_Task brief_
Take every line from the listing below that contains "active".

_Data for the task_
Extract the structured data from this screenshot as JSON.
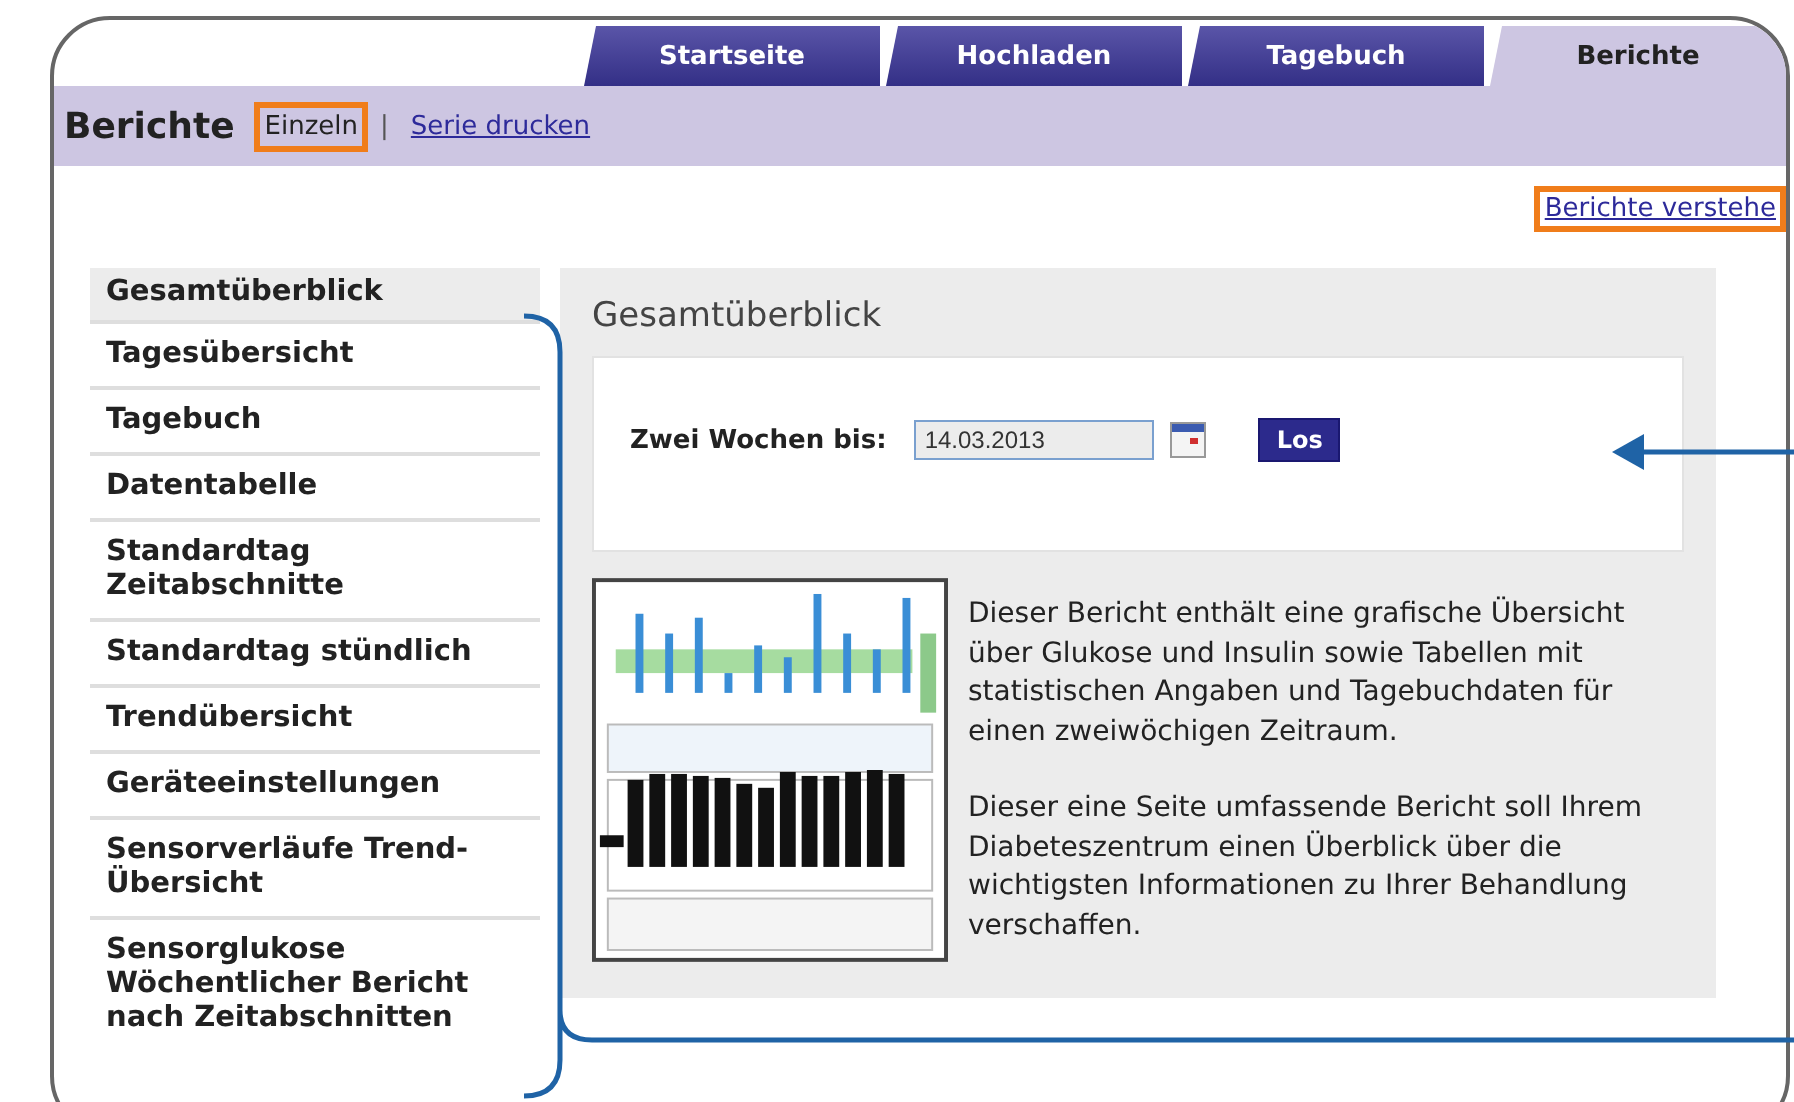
{
  "tabs": [
    {
      "label": "Startseite",
      "selected": false
    },
    {
      "label": "Hochladen",
      "selected": false
    },
    {
      "label": "Tagebuch",
      "selected": false
    },
    {
      "label": "Berichte",
      "selected": true
    }
  ],
  "header": {
    "title": "Berichte",
    "separator": "|",
    "links": [
      {
        "label": "Einzeln",
        "selected": true,
        "highlighted": true
      },
      {
        "label": "Serie drucken",
        "selected": false,
        "highlighted": false
      }
    ]
  },
  "help_link": {
    "label": "Berichte verstehe",
    "highlighted": true
  },
  "sidebar": {
    "items": [
      {
        "label": "Gesamtüberblick",
        "selected": true
      },
      {
        "label": "Tagesübersicht",
        "selected": false
      },
      {
        "label": "Tagebuch",
        "selected": false
      },
      {
        "label": "Datentabelle",
        "selected": false
      },
      {
        "label": "Standardtag Zeitabschnitte",
        "selected": false
      },
      {
        "label": "Standardtag stündlich",
        "selected": false
      },
      {
        "label": "Trendübersicht",
        "selected": false
      },
      {
        "label": "Geräteeinstellungen",
        "selected": false
      },
      {
        "label": "Sensorverläufe Trend-Übersicht",
        "selected": false
      },
      {
        "label": "Sensorglukose Wöchentlicher Bericht nach Zeitabschnitten",
        "selected": false
      }
    ]
  },
  "report": {
    "title": "Gesamtüberblick",
    "date_label": "Zwei Wochen bis:",
    "date_value": "14.03.2013",
    "go_button": "Los",
    "description": [
      "Dieser Bericht enthält eine grafische Übersicht über Glukose und Insulin sowie Tabellen mit statistischen Angaben und Tagebuchdaten für einen zweiwöchigen Zeitraum.",
      "Dieser eine Seite umfassende Bericht soll Ihrem Diabeteszentrum einen Überblick über die wichtigsten Informationen zu Ihrer Behandlung verschaffen."
    ]
  }
}
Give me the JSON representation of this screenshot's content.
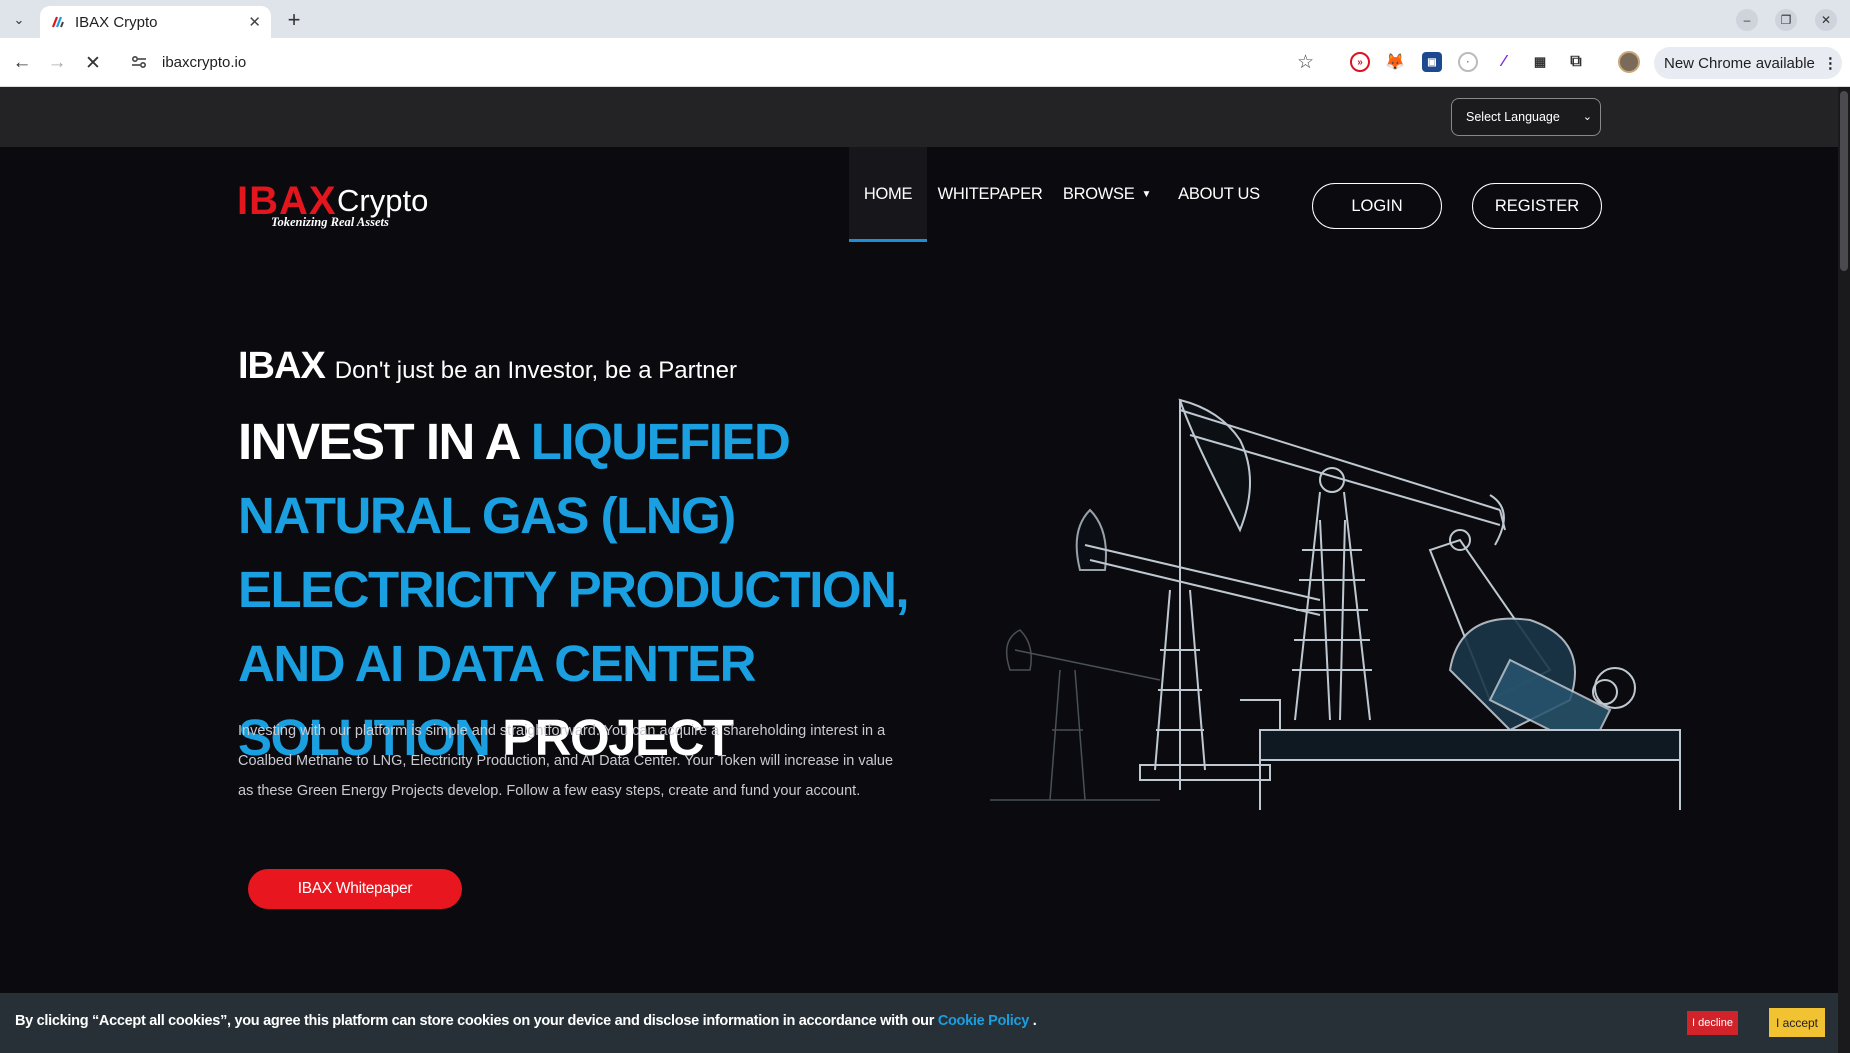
{
  "browser": {
    "tab_title": "IBAX Crypto",
    "url": "ibaxcrypto.io",
    "update_label": "New Chrome available",
    "extensions": [
      "extension-icon-1",
      "metamask-fox-icon",
      "extension-icon-3",
      "extension-icon-4",
      "feather-icon",
      "qr-icon",
      "puzzle-icon"
    ]
  },
  "topbar": {
    "language_select": "Select Language"
  },
  "header": {
    "logo": {
      "brand": "IBAX",
      "brand_suffix": "Crypto",
      "tagline": "Tokenizing Real Assets"
    },
    "nav": [
      {
        "label": "HOME",
        "active": true
      },
      {
        "label": "WHITEPAPER",
        "active": false
      },
      {
        "label": "BROWSE",
        "active": false,
        "dropdown": true
      },
      {
        "label": "ABOUT US",
        "active": false
      }
    ],
    "login_label": "LOGIN",
    "register_label": "REGISTER"
  },
  "hero": {
    "kicker_strong": "IBAX",
    "kicker_text": "Don't just be an Investor, be a Partner",
    "headline_white_1": "INVEST IN A ",
    "headline_blue": "LIQUEFIED NATURAL GAS (LNG) ELECTRICITY PRODUCTION, AND AI DATA CENTER SOLUTION",
    "headline_white_2": " PROJECT",
    "body": "Investing with our platform is simple and straightforward. You can acquire a shareholding interest in a Coalbed Methane to LNG, Electricity Production, and AI Data Center. Your Token will increase in value as these Green Energy Projects develop. Follow a few easy steps, create and fund your account.",
    "cta_label": "IBAX Whitepaper"
  },
  "cookie": {
    "text": "By clicking “Accept all cookies”, you agree this platform can store cookies on your device and disclose information in accordance with our ",
    "link": "Cookie Policy",
    "suffix": " .",
    "decline_label": "I decline",
    "accept_label": "I accept"
  },
  "colors": {
    "accent_blue": "#1a9fe0",
    "brand_red": "#e8171f",
    "background": "#0b0b0f",
    "cookie_bar": "#263036",
    "accept_yellow": "#f1c232"
  }
}
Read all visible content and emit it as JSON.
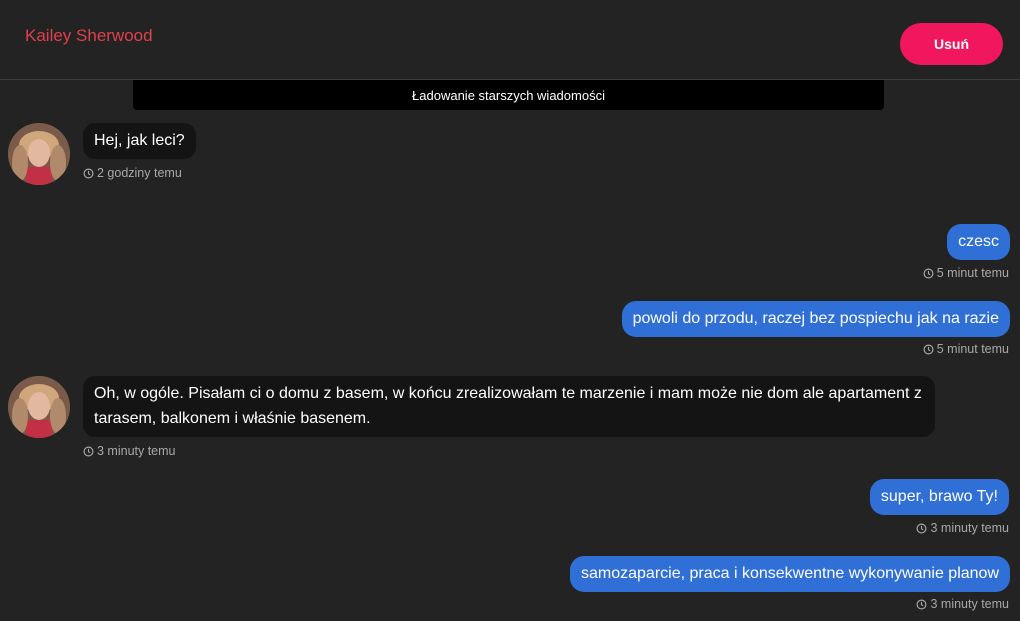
{
  "header": {
    "contact_name": "Kailey Sherwood",
    "delete_label": "Usuń"
  },
  "load_older_label": "Ładowanie starszych wiadomości",
  "colors": {
    "background": "#232323",
    "accent_name": "#e0404a",
    "delete_button": "#f0175e",
    "outgoing_bubble": "#2f6fd6",
    "incoming_bubble": "#141414"
  },
  "messages": [
    {
      "direction": "incoming",
      "text": "Hej, jak leci?",
      "time": "2 godziny temu",
      "icon": "clock-icon"
    },
    {
      "direction": "outgoing",
      "text": "czesc",
      "time": "5 minut temu",
      "icon": "clock-icon"
    },
    {
      "direction": "outgoing",
      "text": "powoli do przodu, raczej bez pospiechu jak na razie",
      "time": "5 minut temu",
      "icon": "clock-icon"
    },
    {
      "direction": "incoming",
      "text": "Oh, w ogóle. Pisałam ci o domu z basem, w końcu zrealizowałam te marzenie i mam może nie dom ale apartament z tarasem, balkonem i właśnie basenem.",
      "time": "3 minuty temu",
      "icon": "clock-icon"
    },
    {
      "direction": "outgoing",
      "text": "super, brawo Ty!",
      "time": "3 minuty temu",
      "icon": "clock-icon"
    },
    {
      "direction": "outgoing",
      "text": "samozaparcie, praca i konsekwentne wykonywanie planow",
      "time": "3 minuty temu",
      "icon": "clock-icon"
    }
  ]
}
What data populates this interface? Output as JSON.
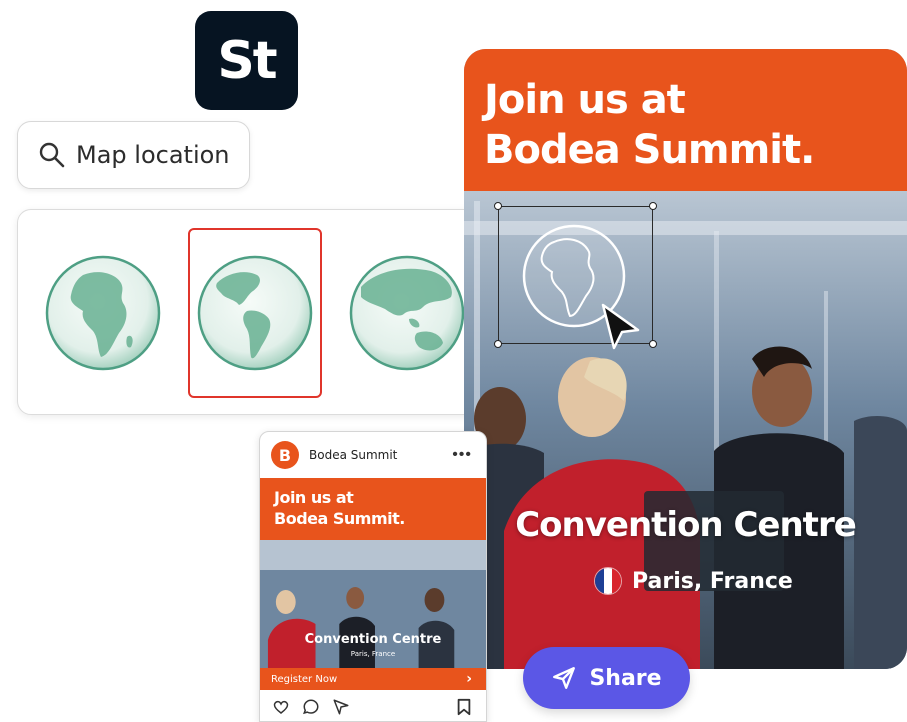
{
  "logo": {
    "text": "St",
    "bg": "#061422"
  },
  "search": {
    "icon": "search-icon",
    "label": "Map location"
  },
  "globes": {
    "items": [
      "globe-africa-europe",
      "globe-americas",
      "globe-asia-australia"
    ],
    "selected_index": 1,
    "selection_color": "#e0352b"
  },
  "banner": {
    "title_line1": "Join us at",
    "title_line2": "Bodea Summit.",
    "subtitle": "Convention Centre",
    "location": "Paris, France",
    "accent": "#e8541c"
  },
  "share": {
    "label": "Share",
    "icon": "send-icon",
    "color": "#5b57e6"
  },
  "post": {
    "account_initial": "B",
    "account_name": "Bodea Summit",
    "more_icon": "more-icon",
    "title_line1": "Join us at",
    "title_line2": "Bodea Summit.",
    "subtitle": "Convention Centre",
    "location": "Paris, France",
    "cta": "Register Now",
    "actions": [
      "heart-icon",
      "comment-icon",
      "send-icon",
      "bookmark-icon"
    ]
  }
}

_The answer_
        "active": true
        "active": false
        "active": false,
        "active": false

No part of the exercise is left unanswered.